Project-based learning is a cornerstone of our Alfred State culture. We believe students learn best when they are engaged in solving problems in the real world. Given the college’s emphasis on sustainability, it’s no surprise that many of our projects address sustainability challenges. This page highlights just a few of the exciting sustainability-related project-based learning opportunities at Alfred State.
Installing solar power at the US National Arboretum
Alfred State students have installed 3 solar photovoltaic systems at the U.S. National Arboretum in Washington, DC. In 2009, five students enrolled in the electrical construction and maintenance electrician program, accompanied by Associate Professor Jeffrey Stevens, spent their spring break at the Arboretum, conducting a four-day workshop that resulted in the installation of a 1 kW solar array that powers a drip-irrigation system. Alfred State students and faculty returned again in 2011 and 2013, each time leading workshops on renewable energy and installing progressively larger solar arrays. In 2011, they installed a 5kW system and in 2013 they completed a 15 kW photovoltaic system. Learn more on the group’s Facebook page.

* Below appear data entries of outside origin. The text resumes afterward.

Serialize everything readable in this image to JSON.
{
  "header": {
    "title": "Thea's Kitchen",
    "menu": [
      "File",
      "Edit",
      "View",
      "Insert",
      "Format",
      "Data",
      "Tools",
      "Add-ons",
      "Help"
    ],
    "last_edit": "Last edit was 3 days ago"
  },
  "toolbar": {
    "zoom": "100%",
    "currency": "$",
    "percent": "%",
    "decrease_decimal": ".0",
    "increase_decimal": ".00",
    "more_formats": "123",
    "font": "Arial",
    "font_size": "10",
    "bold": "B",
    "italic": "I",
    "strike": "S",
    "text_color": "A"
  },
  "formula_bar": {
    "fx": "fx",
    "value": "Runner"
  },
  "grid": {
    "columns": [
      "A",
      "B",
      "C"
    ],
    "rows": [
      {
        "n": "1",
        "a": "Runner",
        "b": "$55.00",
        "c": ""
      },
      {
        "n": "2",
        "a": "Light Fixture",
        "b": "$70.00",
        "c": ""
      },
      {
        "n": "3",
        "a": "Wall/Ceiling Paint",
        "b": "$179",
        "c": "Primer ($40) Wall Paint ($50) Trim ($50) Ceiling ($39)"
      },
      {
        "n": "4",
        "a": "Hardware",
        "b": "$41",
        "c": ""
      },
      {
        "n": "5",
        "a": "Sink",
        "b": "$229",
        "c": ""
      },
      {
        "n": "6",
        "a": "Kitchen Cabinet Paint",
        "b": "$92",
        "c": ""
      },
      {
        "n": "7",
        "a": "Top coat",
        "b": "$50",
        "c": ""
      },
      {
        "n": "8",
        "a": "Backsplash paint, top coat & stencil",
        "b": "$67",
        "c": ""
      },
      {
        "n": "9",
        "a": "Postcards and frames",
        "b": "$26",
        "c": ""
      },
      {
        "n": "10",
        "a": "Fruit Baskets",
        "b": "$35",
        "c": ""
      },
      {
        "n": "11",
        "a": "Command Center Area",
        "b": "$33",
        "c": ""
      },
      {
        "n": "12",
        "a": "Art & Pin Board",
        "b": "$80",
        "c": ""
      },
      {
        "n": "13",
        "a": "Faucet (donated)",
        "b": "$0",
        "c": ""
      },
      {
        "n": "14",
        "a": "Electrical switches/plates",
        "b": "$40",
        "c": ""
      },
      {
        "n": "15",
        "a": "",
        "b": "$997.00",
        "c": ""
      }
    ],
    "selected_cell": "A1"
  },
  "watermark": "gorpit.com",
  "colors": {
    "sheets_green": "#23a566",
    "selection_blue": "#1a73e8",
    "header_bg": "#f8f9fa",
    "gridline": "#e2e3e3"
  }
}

Installing renewable energy on campus
Students enrolled in the electrical construction and maintenance electrician program have installed renewable energy devices on the Alfred State campus. In 2008, students installed a 5.1 kW photovoltaic grid intertie system to power the library and administration building of the School of Applied Technology on our Wellsville campus. The students gained experience by personally evaluating the site and the layout for the PV array and electrical components. They also installed all of the conduit systems exactly as they would on a real world job site. Students in the program also installed a 10 kW wind turbine near the baseball field on the Alfred campus.
Participating in the China Solar Decathlon
In collaboration with students from Alfred University, and Guilin University of Technology in China, Alfred State students constructed a solar-powered home for the 2013 Solar Decathlon China. The competition, co-hosted by the China National Energy Administration and the U.S. Department of Energy, challenges collegiate teams to design, build and operate fully functioning demonstration homes powered entirely with solar energy. Learn more on the group’s Facebook page.
Restoring electric vehicles
Students in Alfred State’s Mechanical and Electrical Engineering Technology Department restored and enhanced two previously non-functioning electric vehicles with sophisticated performance monitoring features. These zero emission vehicles are now used on campus by facilities employees.
Creating a Zero Energy Home
Alfred State students in a variety of construction-related programs constructed our Net-Zero Energy Demonstration Home as part of their coursework. The 2200 square foot home, which is located on Alfred State's Wellsville campus, was designed to be highly energy efficient and incorporates a variety of renewable energy technologies - including solar photovoltaic, small wind, solar thermal, and geothermal energy - as well as a high-end monitoring and control system used for teaching purposes. It serves as a living laboratory for educating the future construction workforce as well as the general public in green building techniques.
Modifying vehicles to improve fuel economy at the Green Grand Prix
Students and faculty in Alfred State’s Automotive Trades Department regularly enter vehicles that they have modified in the Green Grand Prix, held annually at the Watkins Glen International Raceway. For several years in a row, Alfred State teams have won fuel economy challenges here. In 2012, for example, our modified Honda Insight achieved 95.1 mpg making it the winner in the 51-65 mpg vehicle class.
Installing a solar-powered telemetry system
Students and faculty worked partnered with BP to design and install a solar-powered telemetry system to monitor water levels at a wetland treatment system created at a former Sinclair Refinery in Wellsville. The treatment system uses plants to clean residual contamination left from the long-closed refinery.
Attempting to break the land speed record with a hybrid vehicle
In 2012, thirteen students and four faculty members from the Automotive Trades Department visited Bonneville Salt Flats in an attempt to break the land speed record for 1 liter automobiles with a modified Honda Insight. Students worked before and after classes to complete the car, which ultimately was able to achieve a peak speed of just over 110 mph. Visit the Automotive Department page on Facebook to view photos of this event.